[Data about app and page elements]
+ + + +

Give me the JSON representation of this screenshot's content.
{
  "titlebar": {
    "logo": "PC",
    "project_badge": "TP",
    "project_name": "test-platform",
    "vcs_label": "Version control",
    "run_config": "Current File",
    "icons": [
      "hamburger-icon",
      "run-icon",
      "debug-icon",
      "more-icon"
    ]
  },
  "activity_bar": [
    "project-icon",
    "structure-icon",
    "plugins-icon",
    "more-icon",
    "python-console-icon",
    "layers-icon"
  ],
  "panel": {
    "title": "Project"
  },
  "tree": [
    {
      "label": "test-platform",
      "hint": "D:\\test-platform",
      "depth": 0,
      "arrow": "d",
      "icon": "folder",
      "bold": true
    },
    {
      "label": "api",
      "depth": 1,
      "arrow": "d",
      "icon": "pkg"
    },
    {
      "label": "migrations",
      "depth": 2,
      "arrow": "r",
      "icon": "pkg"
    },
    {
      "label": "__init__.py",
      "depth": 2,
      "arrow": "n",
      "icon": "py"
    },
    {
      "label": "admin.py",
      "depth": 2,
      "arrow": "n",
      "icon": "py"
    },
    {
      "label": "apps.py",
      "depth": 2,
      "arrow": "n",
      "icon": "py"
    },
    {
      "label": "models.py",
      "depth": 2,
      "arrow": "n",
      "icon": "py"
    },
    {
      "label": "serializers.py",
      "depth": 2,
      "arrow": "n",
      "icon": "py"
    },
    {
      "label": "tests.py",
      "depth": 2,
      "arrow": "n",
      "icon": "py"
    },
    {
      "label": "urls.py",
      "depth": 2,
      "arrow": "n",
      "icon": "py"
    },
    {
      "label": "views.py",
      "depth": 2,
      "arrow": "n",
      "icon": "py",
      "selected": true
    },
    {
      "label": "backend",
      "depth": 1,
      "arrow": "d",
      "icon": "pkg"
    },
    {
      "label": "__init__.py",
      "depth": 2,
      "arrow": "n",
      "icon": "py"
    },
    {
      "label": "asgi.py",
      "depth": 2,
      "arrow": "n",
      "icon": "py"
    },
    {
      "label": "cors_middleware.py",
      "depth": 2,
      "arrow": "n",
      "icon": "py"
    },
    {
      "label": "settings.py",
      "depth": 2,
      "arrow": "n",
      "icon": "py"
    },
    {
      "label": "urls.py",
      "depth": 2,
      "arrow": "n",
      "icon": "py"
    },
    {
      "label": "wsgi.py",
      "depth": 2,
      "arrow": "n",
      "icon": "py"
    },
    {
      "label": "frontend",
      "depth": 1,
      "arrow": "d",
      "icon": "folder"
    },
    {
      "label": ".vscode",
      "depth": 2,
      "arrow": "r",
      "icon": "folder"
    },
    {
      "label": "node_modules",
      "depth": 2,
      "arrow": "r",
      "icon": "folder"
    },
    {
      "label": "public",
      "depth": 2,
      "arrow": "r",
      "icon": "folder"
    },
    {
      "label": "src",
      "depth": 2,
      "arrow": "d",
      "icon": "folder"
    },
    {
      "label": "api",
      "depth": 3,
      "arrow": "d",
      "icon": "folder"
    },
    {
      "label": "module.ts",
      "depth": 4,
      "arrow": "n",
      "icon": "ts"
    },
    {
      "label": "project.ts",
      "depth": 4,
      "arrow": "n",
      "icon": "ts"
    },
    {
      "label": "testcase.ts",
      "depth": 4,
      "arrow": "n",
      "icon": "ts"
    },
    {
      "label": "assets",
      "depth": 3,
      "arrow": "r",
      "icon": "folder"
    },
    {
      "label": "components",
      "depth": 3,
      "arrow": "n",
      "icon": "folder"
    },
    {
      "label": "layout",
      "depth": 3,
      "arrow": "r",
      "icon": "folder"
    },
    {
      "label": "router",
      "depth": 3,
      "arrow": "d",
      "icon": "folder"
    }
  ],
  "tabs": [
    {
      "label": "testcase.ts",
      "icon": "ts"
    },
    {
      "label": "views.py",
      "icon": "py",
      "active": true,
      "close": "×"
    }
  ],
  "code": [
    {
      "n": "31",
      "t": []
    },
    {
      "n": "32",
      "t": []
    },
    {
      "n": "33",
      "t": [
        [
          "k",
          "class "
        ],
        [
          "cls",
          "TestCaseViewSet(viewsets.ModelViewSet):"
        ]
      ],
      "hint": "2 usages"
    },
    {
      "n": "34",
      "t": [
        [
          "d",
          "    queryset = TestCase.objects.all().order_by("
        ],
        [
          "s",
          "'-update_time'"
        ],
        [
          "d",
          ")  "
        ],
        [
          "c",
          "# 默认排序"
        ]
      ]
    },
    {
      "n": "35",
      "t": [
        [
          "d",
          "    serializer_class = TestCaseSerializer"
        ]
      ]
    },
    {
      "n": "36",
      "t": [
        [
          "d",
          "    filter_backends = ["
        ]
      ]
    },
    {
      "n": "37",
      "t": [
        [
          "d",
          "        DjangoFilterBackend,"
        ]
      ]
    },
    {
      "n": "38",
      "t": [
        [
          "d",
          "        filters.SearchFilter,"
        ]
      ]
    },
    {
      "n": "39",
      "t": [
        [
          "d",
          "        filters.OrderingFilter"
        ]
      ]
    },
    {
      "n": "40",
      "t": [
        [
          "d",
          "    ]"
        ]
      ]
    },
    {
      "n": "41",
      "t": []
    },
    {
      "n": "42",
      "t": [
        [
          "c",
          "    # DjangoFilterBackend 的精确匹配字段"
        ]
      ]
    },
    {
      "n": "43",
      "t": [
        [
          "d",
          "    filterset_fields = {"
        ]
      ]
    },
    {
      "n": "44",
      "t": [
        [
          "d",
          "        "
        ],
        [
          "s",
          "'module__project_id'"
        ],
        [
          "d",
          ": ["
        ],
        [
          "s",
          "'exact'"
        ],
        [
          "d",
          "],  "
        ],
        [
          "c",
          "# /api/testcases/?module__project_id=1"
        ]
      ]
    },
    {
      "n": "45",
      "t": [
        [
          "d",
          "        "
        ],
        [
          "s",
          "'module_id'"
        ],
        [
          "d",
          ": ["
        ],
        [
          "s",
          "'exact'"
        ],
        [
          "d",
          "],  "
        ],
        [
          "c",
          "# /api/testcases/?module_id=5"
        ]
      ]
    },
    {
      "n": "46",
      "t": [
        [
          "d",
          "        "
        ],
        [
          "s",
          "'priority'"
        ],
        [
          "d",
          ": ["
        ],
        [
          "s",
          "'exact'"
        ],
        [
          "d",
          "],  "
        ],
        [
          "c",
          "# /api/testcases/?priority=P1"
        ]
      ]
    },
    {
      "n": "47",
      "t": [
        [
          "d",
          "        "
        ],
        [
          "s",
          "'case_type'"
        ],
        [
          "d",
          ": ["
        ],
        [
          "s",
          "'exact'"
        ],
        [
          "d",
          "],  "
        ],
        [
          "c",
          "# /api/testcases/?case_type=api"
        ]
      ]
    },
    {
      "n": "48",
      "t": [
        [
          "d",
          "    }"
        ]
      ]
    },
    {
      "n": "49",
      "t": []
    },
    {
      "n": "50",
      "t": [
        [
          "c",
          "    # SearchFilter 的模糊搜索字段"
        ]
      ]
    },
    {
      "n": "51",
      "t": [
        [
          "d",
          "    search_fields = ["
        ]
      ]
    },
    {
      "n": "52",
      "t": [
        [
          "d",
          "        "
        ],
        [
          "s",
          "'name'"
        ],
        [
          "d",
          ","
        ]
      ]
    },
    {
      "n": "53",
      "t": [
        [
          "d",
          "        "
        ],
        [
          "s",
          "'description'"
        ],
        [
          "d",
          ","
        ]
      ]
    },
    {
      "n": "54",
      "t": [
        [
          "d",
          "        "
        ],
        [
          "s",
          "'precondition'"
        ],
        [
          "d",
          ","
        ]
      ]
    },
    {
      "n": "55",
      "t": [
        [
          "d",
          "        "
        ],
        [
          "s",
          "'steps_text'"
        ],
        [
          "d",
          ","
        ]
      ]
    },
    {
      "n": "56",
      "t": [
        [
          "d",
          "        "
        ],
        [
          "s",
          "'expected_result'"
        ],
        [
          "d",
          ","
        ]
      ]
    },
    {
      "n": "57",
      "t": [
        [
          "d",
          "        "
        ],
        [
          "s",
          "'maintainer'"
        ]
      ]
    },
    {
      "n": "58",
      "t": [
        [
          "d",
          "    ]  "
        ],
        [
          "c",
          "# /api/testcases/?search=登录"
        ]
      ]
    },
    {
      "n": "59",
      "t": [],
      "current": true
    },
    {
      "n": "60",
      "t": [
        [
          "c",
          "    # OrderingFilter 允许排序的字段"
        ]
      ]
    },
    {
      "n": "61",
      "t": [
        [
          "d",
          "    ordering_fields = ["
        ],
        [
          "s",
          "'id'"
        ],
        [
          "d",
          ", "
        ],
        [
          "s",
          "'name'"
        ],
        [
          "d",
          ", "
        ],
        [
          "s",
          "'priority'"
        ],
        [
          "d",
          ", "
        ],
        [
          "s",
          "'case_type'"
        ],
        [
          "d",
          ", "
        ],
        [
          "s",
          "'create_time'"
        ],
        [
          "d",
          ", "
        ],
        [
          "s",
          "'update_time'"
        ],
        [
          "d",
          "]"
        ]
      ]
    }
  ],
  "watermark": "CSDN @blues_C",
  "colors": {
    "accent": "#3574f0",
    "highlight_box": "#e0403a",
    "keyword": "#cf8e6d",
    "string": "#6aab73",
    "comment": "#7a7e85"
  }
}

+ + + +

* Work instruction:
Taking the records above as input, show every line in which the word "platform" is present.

* Answer to this problem:
    "project_name": "test-platform",
      "label": "test-platform",
      "hint": "D:\\test-platform",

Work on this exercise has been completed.